In Search of Trees
The very north of Manhattan Island isn’t exactly a hotspot for tourists. At least not the international variety.
As far uptown as you can get before you hit The Bronx is an eclectic collection of artefacts, many European, held by the Metropolitan Museum. I arrived by convenient bus, right to the door of ‘The Cloisters’.
Sat on top of a hill surrounded by herb gardens and trees, it would be more at home in southern Europe than Manhattan.
Much of the collection is architectural and has been built in to the ‘castle’. The European and Italian gardens take you out of the city into a more quiet and contemplative time.
Unfortunately the cold spring meant the flowers were only just managing to push their way through, but it was still a wonderful place to escape the crowds and the bustle of city life.
When you have had your fill of history there is a short walk down the hill and across a street to the next biggest open space to Central Park. Inwood Hill Park. Think of an orange stuff in the end of an empty sock and you will be able to place this Ice Age crafted hill, just where the Hudson and Harlem rivers meet, with the rest of the mostly flat Manhattan, falling south.

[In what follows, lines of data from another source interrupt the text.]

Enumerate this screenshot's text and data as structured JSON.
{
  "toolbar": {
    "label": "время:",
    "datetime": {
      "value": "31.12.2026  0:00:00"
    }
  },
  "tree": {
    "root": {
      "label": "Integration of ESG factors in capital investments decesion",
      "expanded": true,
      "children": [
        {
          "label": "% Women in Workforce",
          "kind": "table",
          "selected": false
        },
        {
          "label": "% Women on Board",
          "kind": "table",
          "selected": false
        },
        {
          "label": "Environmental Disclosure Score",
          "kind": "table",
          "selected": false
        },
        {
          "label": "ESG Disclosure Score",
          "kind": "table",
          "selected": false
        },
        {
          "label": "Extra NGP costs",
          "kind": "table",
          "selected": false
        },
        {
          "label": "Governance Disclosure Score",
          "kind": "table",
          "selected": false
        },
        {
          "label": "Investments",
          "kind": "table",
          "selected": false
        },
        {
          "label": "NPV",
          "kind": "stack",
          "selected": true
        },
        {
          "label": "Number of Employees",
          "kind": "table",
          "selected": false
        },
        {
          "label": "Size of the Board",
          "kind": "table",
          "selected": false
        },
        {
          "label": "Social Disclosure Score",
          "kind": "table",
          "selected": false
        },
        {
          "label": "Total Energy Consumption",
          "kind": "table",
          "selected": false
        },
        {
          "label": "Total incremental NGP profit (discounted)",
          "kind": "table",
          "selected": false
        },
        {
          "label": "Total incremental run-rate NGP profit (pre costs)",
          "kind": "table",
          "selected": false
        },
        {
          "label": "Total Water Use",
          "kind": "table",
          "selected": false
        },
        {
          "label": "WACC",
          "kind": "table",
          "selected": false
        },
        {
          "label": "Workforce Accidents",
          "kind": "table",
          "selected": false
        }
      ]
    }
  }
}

It is about as wild as it is possible to get in NY, though there are still tarmac walk ways. I met a lady walking her dog and she led me round her considered best bits. I saw no planting, no tidying up of trees. Evidence of Super Storm Sandy was pretty much strewn where it landed, bar the walk ways.
Though told it is far more beautiful in summer when it is all green, the leafless trees meant the views over the rivers to New Jersey and back to the city were only interrupted, not blocked.
At the confluence of the rivers is a tidal mudflat where there are wading birds oblivious of the human proximity and there is even the possibility of spotting a bald eagle nest.
There is more to New York than shopping.